“Monte and I have emphasized from the outset that the two-party system is broken and only an independent executive can create the partnerships among the Connecticut legislature, municipalities and leaders in our education, financial services, health care, labor, manufacturing and not-for-profit service sectors that are necessary to grow the jobs we need in this state,” Griebel said. “With our access to the November ballot secured, voters have two clear choices: elect a Democrat or a Republican who will focus on partisan agendas – or elect our truly independent ticket that will put all Connecticut residents at the heart of every decision we make.”
There will be at least five names on the gubernatorial ballot: Griebel will appear once and Stefanowski and Lamont twice. The Democrat has been cross-endorsed by the Working Families Party. Rod Hanscomb of the Libertarian Party and Mark Stewart Greenstein also have petitioned for a place on the ballot.
Griebel is the former leader of the MetroHartford Alliance, the regional business association. Frank is a lawyer from Newtown.
Griebel is trying to do what no one in Connecticut has done since 1990: Win a gubernatorial election without the backing of a major party. And the last one to succeed, Lowell P. Weicker Jr., began his effort with universal name recognition as former U.S. senator.
A recent Quinnipiac University poll had Griebel as the choice of four percent of Connecticut voters.
On Monday, Stefanowski’s campaign declined an invitation to the first debate, which is sponsored by the Connecticut Connecticut Conference of Independent Colleges and will be held at the University of St. Joseph in West Hartford, saying two days after Labor Day is too early for a debate.
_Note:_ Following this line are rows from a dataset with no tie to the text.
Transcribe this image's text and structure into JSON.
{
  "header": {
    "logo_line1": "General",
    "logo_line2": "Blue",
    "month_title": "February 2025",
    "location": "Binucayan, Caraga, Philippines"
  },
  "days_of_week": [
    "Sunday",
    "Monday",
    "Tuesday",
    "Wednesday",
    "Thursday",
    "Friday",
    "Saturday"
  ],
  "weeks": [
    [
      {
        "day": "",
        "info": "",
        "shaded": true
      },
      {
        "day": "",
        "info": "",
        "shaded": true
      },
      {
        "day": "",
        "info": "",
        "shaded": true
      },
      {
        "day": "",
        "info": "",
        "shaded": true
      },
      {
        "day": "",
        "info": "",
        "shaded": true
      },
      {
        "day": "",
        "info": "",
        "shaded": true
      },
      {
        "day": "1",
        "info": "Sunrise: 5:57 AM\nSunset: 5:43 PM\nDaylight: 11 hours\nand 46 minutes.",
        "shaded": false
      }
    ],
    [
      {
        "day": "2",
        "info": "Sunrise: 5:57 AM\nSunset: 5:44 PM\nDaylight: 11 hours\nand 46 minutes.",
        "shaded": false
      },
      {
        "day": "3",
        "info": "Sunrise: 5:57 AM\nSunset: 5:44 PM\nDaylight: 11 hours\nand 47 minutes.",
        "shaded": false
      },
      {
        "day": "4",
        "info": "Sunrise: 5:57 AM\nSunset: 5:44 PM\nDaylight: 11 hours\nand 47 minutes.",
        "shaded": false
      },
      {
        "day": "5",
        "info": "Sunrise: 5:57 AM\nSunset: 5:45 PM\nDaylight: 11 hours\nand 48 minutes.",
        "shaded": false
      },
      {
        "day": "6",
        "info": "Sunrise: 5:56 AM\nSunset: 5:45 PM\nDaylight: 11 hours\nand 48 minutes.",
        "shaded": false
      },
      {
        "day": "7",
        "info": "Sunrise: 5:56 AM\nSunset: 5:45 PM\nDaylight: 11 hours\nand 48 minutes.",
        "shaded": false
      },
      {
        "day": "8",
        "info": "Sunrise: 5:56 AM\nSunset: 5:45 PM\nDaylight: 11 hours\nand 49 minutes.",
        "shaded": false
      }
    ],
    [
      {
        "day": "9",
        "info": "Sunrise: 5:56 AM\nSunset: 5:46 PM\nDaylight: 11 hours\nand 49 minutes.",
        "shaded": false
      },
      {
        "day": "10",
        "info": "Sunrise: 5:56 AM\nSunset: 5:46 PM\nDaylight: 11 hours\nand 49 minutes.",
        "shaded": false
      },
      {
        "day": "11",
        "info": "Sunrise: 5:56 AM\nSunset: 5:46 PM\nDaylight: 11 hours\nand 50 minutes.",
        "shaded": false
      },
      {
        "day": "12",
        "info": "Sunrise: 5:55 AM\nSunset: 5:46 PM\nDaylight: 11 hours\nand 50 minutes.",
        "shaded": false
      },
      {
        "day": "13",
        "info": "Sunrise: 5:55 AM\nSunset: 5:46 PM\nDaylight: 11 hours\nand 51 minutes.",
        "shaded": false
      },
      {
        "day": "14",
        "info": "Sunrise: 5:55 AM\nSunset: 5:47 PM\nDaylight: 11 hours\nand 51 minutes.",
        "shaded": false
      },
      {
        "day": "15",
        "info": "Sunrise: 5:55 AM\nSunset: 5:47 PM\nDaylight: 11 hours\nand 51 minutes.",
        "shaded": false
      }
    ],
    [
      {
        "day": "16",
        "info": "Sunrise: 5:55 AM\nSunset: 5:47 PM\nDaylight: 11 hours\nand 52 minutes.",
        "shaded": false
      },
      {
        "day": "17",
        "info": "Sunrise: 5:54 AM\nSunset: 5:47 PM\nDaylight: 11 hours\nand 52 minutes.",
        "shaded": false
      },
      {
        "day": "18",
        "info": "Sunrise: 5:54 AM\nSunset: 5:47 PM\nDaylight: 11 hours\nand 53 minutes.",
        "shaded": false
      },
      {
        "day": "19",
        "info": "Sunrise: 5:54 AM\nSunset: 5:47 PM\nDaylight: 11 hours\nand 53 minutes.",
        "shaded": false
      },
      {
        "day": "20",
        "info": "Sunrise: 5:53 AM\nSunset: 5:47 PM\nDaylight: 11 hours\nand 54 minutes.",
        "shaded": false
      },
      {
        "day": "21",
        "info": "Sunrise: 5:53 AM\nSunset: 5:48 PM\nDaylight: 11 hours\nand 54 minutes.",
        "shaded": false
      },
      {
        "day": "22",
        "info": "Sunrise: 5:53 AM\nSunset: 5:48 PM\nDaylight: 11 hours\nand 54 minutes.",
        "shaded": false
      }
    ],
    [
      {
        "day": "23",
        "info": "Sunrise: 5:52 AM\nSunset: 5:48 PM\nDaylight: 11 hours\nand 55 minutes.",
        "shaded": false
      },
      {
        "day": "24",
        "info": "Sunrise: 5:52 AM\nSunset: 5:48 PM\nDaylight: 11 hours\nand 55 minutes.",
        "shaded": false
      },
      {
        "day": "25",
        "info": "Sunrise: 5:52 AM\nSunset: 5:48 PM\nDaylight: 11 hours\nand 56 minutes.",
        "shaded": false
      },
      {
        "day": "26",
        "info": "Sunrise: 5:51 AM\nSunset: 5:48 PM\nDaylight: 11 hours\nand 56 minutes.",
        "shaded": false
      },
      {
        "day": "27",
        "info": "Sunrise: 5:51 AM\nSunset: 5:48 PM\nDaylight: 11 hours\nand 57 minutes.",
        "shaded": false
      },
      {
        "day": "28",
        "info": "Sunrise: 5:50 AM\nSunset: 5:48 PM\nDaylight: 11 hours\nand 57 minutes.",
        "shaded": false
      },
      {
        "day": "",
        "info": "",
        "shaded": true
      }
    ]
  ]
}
The campaign said Monday he was willing to participate in four other debates. On Tuesday, his campaign agreed to a fifth. The Lamont campaign says it has accepted invitations to six debates, including the five in which Stefanowski has agreed to participate.
Those five debates will be held on Sept. 12, 17 and 26 and Oct. 18 and 30.